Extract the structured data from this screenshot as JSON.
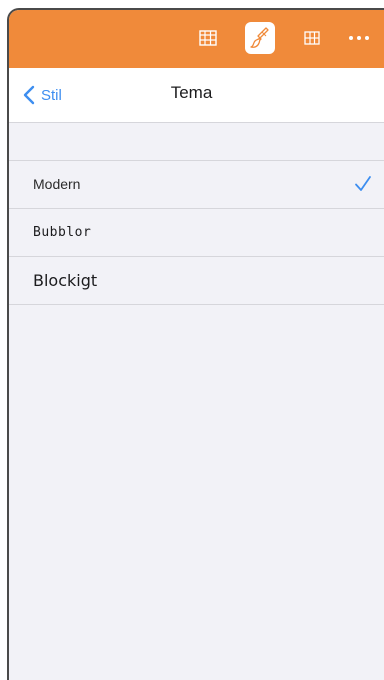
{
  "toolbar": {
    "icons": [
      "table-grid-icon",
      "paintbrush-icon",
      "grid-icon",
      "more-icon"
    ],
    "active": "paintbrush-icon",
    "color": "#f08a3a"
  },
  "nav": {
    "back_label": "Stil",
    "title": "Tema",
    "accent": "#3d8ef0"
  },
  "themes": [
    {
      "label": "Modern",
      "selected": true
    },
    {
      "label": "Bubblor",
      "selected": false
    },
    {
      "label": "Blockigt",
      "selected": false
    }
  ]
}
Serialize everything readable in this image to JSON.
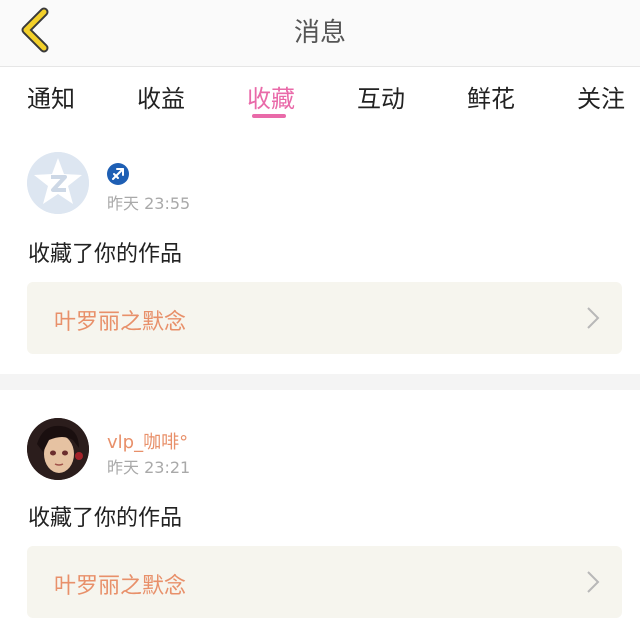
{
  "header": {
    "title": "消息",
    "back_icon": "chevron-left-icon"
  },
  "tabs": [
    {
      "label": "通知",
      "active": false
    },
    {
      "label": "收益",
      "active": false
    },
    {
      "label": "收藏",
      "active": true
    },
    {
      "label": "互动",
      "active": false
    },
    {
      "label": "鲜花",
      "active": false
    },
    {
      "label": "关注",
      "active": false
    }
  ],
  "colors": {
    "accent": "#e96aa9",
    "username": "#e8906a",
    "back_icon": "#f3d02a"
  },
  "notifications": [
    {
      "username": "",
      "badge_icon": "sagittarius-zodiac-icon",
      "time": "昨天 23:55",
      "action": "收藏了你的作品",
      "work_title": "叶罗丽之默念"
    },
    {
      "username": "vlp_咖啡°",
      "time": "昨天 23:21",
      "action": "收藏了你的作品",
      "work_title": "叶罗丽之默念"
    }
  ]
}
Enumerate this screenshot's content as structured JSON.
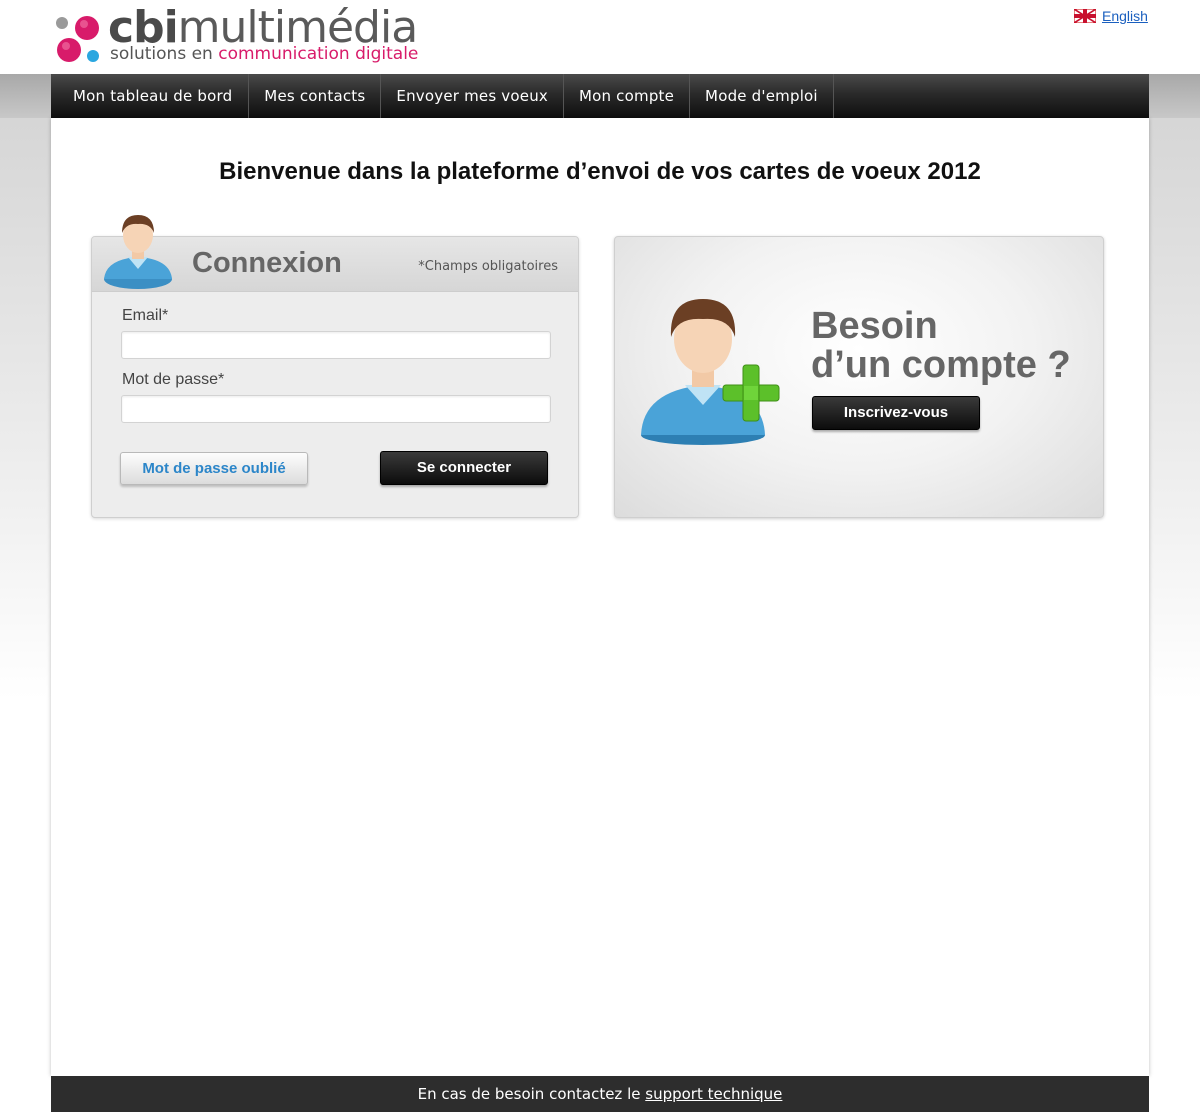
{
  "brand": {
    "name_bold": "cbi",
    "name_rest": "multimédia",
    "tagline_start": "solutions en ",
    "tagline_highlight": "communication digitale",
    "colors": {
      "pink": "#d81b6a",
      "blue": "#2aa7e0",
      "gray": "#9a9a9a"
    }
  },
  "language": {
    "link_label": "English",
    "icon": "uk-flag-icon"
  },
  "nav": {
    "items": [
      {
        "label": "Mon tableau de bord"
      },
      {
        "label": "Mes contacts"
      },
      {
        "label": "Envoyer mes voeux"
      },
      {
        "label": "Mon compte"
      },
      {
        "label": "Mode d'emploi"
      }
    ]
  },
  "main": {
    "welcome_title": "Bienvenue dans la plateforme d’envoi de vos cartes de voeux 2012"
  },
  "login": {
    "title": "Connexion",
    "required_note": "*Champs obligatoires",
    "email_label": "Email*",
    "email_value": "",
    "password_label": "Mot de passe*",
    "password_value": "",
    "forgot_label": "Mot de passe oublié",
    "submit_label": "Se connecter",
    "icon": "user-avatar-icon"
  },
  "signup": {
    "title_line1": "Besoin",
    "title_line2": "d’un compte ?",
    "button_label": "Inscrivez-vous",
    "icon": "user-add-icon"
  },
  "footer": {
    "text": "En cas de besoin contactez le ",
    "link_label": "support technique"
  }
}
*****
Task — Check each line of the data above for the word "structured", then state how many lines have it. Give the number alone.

Task solution — 2